The 35th Annual Energy Generation Conference (EGC) held in Bismarck, N.D., Jan. 28–30, highlighted the importance of North Dakota to national discussions of energy policy.

The opening session focused on the oil and natural gas boom currently taking place in the state. The Bakken shale play is expected to produce over one million barrels of oil per day and one billion cubic feet of natural gas per day during the month of January.

Rep. Kevin Cramer, R-N.D., gave a brief videotaped statement. He said, “We [North Dakotans] get to be exporters of all of that product to neighboring states, and other states and provinces around us, and perhaps, perhaps someday soon, we can export all of that—these natural resources—even beyond our borders.” He said he believes energy security means more than just being energy independent as a country or continent, but being at the forefront of the energy boom around the globe.

A videotaped message was also provided by Sen. Heidi Heitkamp, D-N.D. She cited Great River Energy’s diverse portfolio of generation resources as an example of the “all of the above” energy production and usage policy that the entire country should be striving for. (See the February issue of POWER for a story on how Great River Energy upgraded control room consoles to improve ergonomics.) Heitkamp also mentioned that energy and power issues have been an important part of her first year in office. “North Dakota is front and center in almost every discussion regarding energy and energy policy,” she said.
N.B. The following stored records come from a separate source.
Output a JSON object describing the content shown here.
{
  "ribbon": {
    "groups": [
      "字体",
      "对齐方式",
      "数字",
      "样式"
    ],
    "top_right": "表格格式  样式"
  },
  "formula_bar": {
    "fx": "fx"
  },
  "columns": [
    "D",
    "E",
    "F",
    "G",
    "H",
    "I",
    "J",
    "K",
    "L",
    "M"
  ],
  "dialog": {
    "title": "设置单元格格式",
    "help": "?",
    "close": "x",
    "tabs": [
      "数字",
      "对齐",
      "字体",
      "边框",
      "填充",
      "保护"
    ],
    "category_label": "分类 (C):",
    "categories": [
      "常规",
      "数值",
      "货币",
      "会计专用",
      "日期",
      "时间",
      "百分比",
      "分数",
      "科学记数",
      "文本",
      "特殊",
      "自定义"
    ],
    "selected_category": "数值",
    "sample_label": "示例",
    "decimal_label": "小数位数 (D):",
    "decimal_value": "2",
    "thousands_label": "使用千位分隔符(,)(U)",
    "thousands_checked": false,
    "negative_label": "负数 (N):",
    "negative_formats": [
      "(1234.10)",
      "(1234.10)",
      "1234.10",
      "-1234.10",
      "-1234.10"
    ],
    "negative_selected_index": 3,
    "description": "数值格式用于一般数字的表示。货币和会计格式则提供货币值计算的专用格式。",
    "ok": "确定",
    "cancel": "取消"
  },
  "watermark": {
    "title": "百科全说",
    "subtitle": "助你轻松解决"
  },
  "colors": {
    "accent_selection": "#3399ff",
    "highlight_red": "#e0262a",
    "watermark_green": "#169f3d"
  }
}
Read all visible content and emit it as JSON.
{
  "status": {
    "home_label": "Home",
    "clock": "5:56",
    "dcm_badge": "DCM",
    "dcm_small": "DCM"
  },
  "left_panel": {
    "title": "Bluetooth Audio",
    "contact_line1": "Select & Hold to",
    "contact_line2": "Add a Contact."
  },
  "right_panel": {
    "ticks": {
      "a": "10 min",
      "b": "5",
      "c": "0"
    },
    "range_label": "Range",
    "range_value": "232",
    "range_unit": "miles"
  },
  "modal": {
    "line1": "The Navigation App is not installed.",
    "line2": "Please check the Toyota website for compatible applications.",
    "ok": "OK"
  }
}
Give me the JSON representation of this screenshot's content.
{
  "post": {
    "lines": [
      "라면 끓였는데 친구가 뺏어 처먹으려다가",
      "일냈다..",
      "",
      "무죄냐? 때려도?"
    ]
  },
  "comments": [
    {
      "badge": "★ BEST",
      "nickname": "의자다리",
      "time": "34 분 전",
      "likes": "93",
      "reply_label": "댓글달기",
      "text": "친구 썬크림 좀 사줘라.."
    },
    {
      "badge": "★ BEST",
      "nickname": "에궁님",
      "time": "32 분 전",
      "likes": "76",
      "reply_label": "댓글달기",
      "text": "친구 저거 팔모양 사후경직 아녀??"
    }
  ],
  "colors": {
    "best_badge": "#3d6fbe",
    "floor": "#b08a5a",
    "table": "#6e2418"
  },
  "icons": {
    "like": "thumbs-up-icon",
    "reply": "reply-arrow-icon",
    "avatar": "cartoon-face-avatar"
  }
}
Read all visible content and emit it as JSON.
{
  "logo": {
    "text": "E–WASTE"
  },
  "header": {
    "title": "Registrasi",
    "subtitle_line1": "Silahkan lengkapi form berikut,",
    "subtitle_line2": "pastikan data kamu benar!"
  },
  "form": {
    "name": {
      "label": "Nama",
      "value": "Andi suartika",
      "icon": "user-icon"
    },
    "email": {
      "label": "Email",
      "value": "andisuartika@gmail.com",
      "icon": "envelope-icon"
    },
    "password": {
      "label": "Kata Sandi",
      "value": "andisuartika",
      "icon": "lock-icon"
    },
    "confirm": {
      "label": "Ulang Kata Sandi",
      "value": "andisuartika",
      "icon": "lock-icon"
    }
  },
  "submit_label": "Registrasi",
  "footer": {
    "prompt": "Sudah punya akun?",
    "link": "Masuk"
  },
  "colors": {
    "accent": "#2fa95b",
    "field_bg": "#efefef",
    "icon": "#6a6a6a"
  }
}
The event featured a keynote presentation by Chad Hymas. A quadriplegic, Hymas was paralyzed as the result of a farm accident in 2001 at the age of 27. Although the mishap was tragic, his story is inspiring. In addition to being a husband and father of three children, he has become a successful author, speaker, and world record-holding wheel chair athlete.

Many of the conference attendees—estimated to be around 2,500 power industry professionals, including 251 exhibitors—listened to his message about how a split-second decision can change your life. Hymas encouraged listeners to take the “I” out of their vocabularies and insert “you, we, and ours” instead. He wanted workers to always be thinking about other people more than themselves. “This meeting’s not about you…. [it’s about] everybody else that will benefit from your actions from you being here, because you changed something in a matter of seconds,” Hymas said.

Aaron Larson, associate editor (@AaronL_Power, @POWERmagzine)